Savage Tales #1 (May 1971). Cover art by John Buscema
|Publication date||May 1971 – July 1975|
|No. of issues||11 and one annual|
The first of the two volumes of Savage Tales ran 11 issues, with a nearly 21⁄2-year hiatus after the premiere issue (May 1971, then Oct. 1973 - July 1975). It marked Marvel's second attempt at entering the comics-magazine field dominated by Warren Publishing (Creepy, Eerie, Vampirella), following the two-issue superhero entry The Spectacular Spider-Man in 1968. Starring in the first issue were:
- Robert E. Howard's sword and sorcery pulp-fiction character Conan the Barbarian, adapted by writer Roy Thomas and artist Barry Windsor-Smith (as Barry Smith)
- the futuristic, Amazon-like Femizons, by writer-editor Stan Lee and artist John Romita
- the first-ever appearance of the swamp creature Man-Thing, plotted by Lee and Thomas, scripted by Gerry Conway and drawn by Gray Morrow
- the African-American inner-city defender Joshua, in the feature "Black Brother" by Dennis O'Neil (under the pseudonym Sergius O'Shaughnessy) and penciler Gene Colan
- the jungle lord Ka-Zar, by Lee and artist John Buscema.
Thomas, who would shortly thereafter become Marvel editor-in-chief, recalled in 2008 that
...there were several things that led to Savage Tales being cancelled after that first issue. [Publisher] Martin Goodman had never really wanted to do a non-[Comics] Code comic [i.e., not bearing the Comics Code Authority's parental seal of approval, essentially required on mainstream color comics of the time], probably because he didn't want any trouble with the [Code administrator, the Comics Magazine Association of America] over it. Nor did he really want to get into magazine-format comics; and [Marvel editor-in-chief] Stan [Lee] really did. So Goodman looked for an excuse to cancel it.
When the magazine eventually began publishing again years later (after Goodman had left the company) in the wake of a Conan-inspired sword-and-sorcery trend in comics, it starred the likes of Conan; fellow Robert E. Howard hero Kull of Atlantis; and John Jakes' barbarian creation, Brak. As of issue #6, the magazine cover-featured Ka-Zar.
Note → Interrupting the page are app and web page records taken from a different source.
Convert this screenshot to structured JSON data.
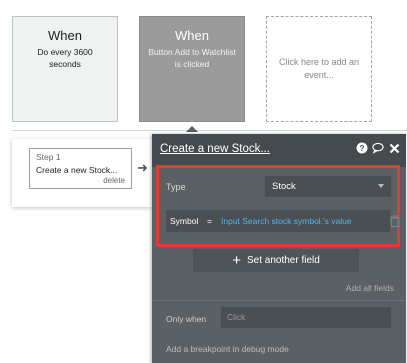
{
  "events": [
    {
      "title": "When",
      "description": "Do every 3600 seconds"
    },
    {
      "title": "When",
      "description": "Button Add to Watchlist is clicked"
    },
    {
      "placeholder": "Click here to add an event..."
    }
  ],
  "step": {
    "label": "Step 1",
    "name": "Create a new Stock...",
    "delete_label": "delete"
  },
  "editor": {
    "title": "Create a new Stock...",
    "icons": [
      "help-icon",
      "comment-icon",
      "close-icon"
    ],
    "type_label": "Type",
    "type_value": "Stock",
    "field_key": "Symbol",
    "field_eq": "=",
    "field_value": "Input Search stock symbol.'s value",
    "set_field_label": "Set another field",
    "add_all_label": "Add all fields",
    "only_when_label": "Only when",
    "only_when_placeholder": "Click",
    "debug_label": "Add a breakpoint in debug mode"
  },
  "colors": {
    "highlight": "#e53a2f",
    "dynamic_value": "#57b3e6",
    "panel_bg": "#5b6064"
  }
}
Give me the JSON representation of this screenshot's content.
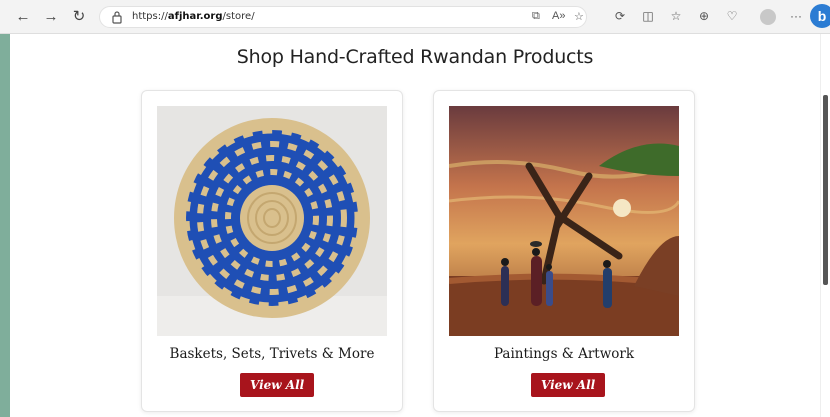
{
  "browser": {
    "url_prefix": "https://",
    "url_domain": "afjhar.org",
    "url_path": "/store/",
    "bing_label": "b"
  },
  "page": {
    "heading": "Shop Hand-Crafted Rwandan Products"
  },
  "products": [
    {
      "title": "Baskets, Sets, Trivets & More",
      "button": "View All",
      "image": "basket-image"
    },
    {
      "title": "Paintings & Artwork",
      "button": "View All",
      "image": "painting-image"
    }
  ],
  "colors": {
    "accent": "#a8141c",
    "basket_blue": "#1f4fb5",
    "basket_tan": "#d9c08d"
  }
}
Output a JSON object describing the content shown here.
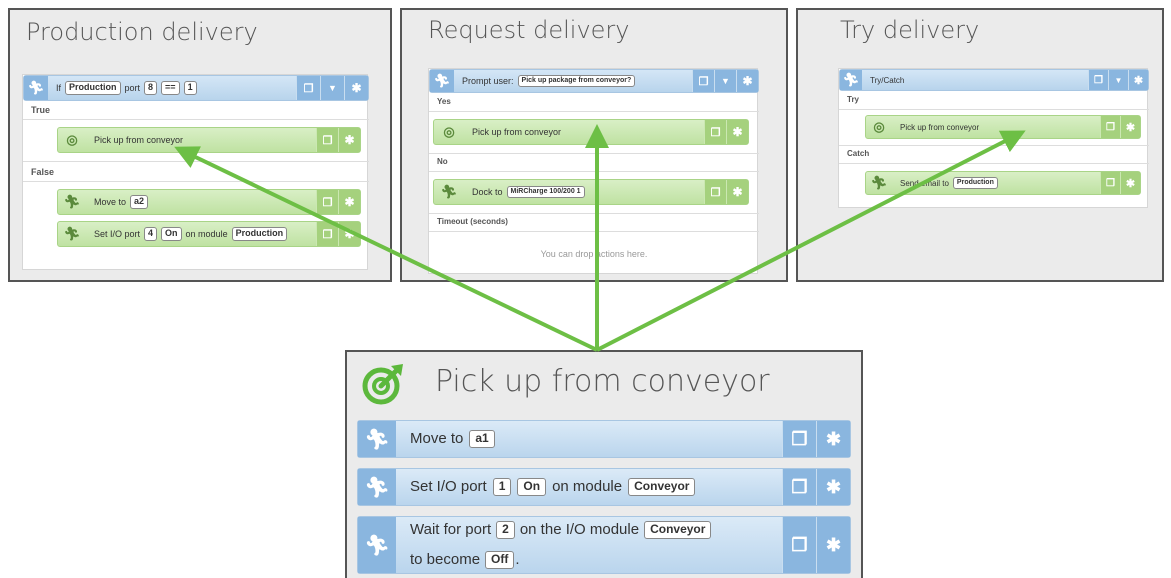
{
  "panels": {
    "production": {
      "title": "Production delivery",
      "if_row": {
        "if": "If",
        "chip1": "Production",
        "port": "port",
        "chip2": "8",
        "chip3": "==",
        "chip4": "1"
      },
      "true_label": "True",
      "pick_up": "Pick up from conveyor",
      "false_label": "False",
      "move_to": "Move to",
      "move_chip": "a2",
      "set_io": {
        "prefix": "Set I/O port",
        "chip1": "4",
        "chip2": "On",
        "mid": "on module",
        "chip3": "Production"
      }
    },
    "request": {
      "title": "Request delivery",
      "prompt": {
        "prefix": "Prompt user:",
        "chip": "Pick up package from conveyor?"
      },
      "yes_label": "Yes",
      "pick_up": "Pick up from conveyor",
      "no_label": "No",
      "dock": {
        "prefix": "Dock to",
        "chip": "MiRCharge 100/200 1"
      },
      "timeout_label": "Timeout (seconds)",
      "placeholder": "You can drop actions here."
    },
    "try": {
      "title": "Try delivery",
      "try_catch": "Try/Catch",
      "try_label": "Try",
      "pick_up": "Pick up from conveyor",
      "catch_label": "Catch",
      "send_email": {
        "prefix": "Send email to",
        "chip": "Production"
      }
    }
  },
  "detail": {
    "title": "Pick up from conveyor",
    "rows": [
      {
        "prefix": "Move to",
        "chip1": "a1"
      },
      {
        "prefix": "Set I/O port",
        "chip1": "1",
        "chip2": "On",
        "mid": "on module",
        "chip3": "Conveyor"
      },
      {
        "prefix": "Wait for port",
        "chip1": "2",
        "mid": "on the I/O module",
        "chip2": "Conveyor",
        "suffix": "to become",
        "chip3": "Off",
        "end": "."
      }
    ]
  },
  "icons": {
    "walk": "running-figure-icon",
    "target": "target-icon",
    "copy": "copy-icon",
    "gear": "gear-icon",
    "caret": "chevron-down-icon"
  },
  "colors": {
    "arrow": "#6dbf45",
    "blue_row": "#c4dcf1",
    "green_row": "#c9e7b0",
    "target_icon": "#5cb83c"
  }
}
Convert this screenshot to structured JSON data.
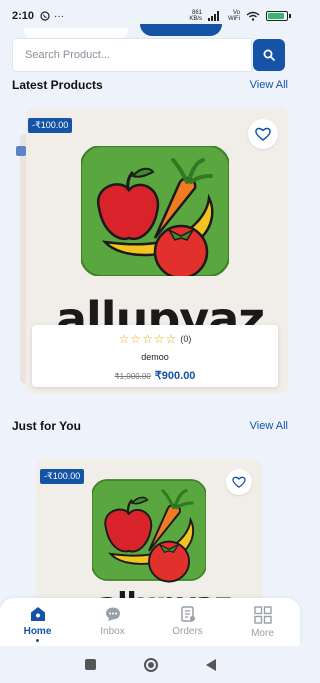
{
  "status_bar": {
    "time": "2:10",
    "net_speed_value": "861",
    "net_speed_unit": "KB/s",
    "network_label_top": "Vo",
    "network_label_bottom": "WiFi",
    "battery_level": 0.8
  },
  "search": {
    "placeholder": "Search Product..."
  },
  "latest_products": {
    "title": "Latest Products",
    "view_all_label": "View All",
    "items": [
      {
        "discount_label": "-₹100.00",
        "brand_text": "allupyaz",
        "rating_count": "(0)",
        "name": "demoo",
        "old_price": "₹1,000.00",
        "new_price": "₹900.00",
        "stars_filled": 0,
        "stars_total": 5
      }
    ]
  },
  "just_for_you": {
    "title": "Just for You",
    "view_all_label": "View All",
    "items": [
      {
        "discount_label": "-₹100.00",
        "brand_text": "allupyaz"
      }
    ]
  },
  "bottom_nav": {
    "items": [
      {
        "label": "Home",
        "icon": "home-icon",
        "active": true
      },
      {
        "label": "Inbox",
        "icon": "chat-icon",
        "active": false
      },
      {
        "label": "Orders",
        "icon": "orders-icon",
        "active": false
      },
      {
        "label": "More",
        "icon": "grid-icon",
        "active": false
      }
    ]
  },
  "colors": {
    "primary": "#1553a6",
    "background": "#eef3fb",
    "star": "#e3a21a",
    "card": "#f1ede9"
  }
}
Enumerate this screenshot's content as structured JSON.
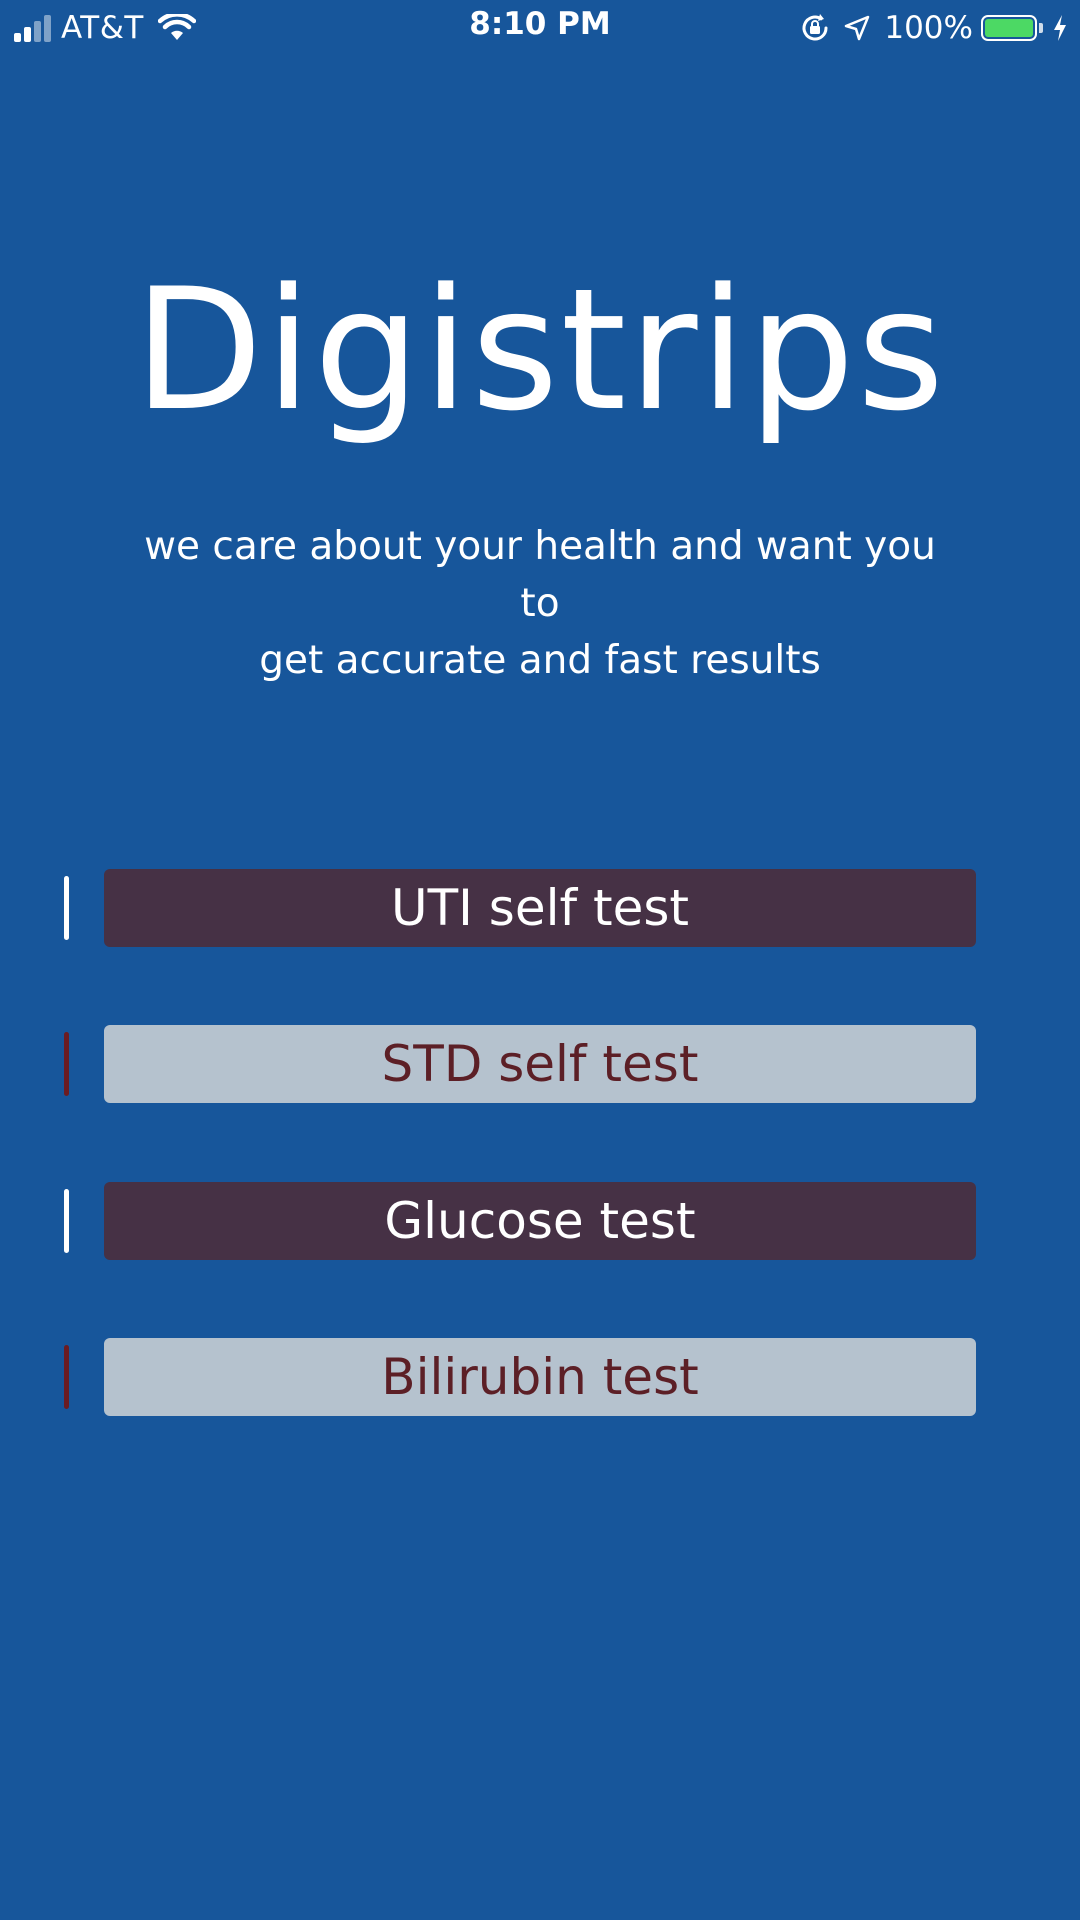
{
  "status_bar": {
    "carrier": "AT&T",
    "time": "8:10 PM",
    "battery_percent": "100%",
    "battery_fill_fraction": 1.0,
    "battery_color": "#4cd964",
    "icons": [
      "cellular-signal-icon",
      "wifi-icon",
      "rotation-lock-icon",
      "location-arrow-icon",
      "battery-icon",
      "charging-bolt-icon"
    ]
  },
  "hero": {
    "title": "Digistrips",
    "tagline_line1": "we care about your health and want you to",
    "tagline_line2": "get accurate and fast results"
  },
  "tests": [
    {
      "label": "UTI self test",
      "style": "dark"
    },
    {
      "label": "STD self test",
      "style": "light"
    },
    {
      "label": "Glucose test",
      "style": "dark"
    },
    {
      "label": "Bilirubin test",
      "style": "light"
    }
  ],
  "colors": {
    "background": "#17569b",
    "button_dark": "#463145",
    "button_light": "#b5c2ce",
    "text_light_button": "#5c1f26",
    "indicator_dark": "#6b1c22"
  }
}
The series featured painted covers by comics artists including John Buscema (#1-2), Pablo Marcos & John Romita (#3), Neal Adams (#4-6), Boris Vallejo (#7, #10), and Michael Kaluta (#9). A 1975 annual, consisting entirely of reprints, mostly from Ka-Zar's color-comics series, sported a new cover by Ken Barr.
Volume 2 ran eight issues (Oct 1985 - Dec. 1986). It featured adventure and action stories with a military fiction slant. Stories in the first and fourth issues, a feature called "5th to the 1st" by writer Doug Murray and artist Michael Golden, were the forerunners of the duo's color-comics series The 'Nam.
- Sacks, Jason; Dallas, Keith (2014). American Comic Book Chronicles: The 1970s. TwoMorrows Publishing. p. 105. ISBN 978-1605490564.
- Savage Tales #1 at the Grand Comics Database
- Roy Thomas interview, Alter Ego #81 October 2008, p. 21
- Jacks, Brian (May 25, 2002). "Interview: Doug Murray". Slushfactory. Retrieved 2009-11-28.
- Biggers, Cliff. "Exploring Dynamite's Savage Tales", Comic Shop News via Newsarama, January 8, 2007. WebCitation archive.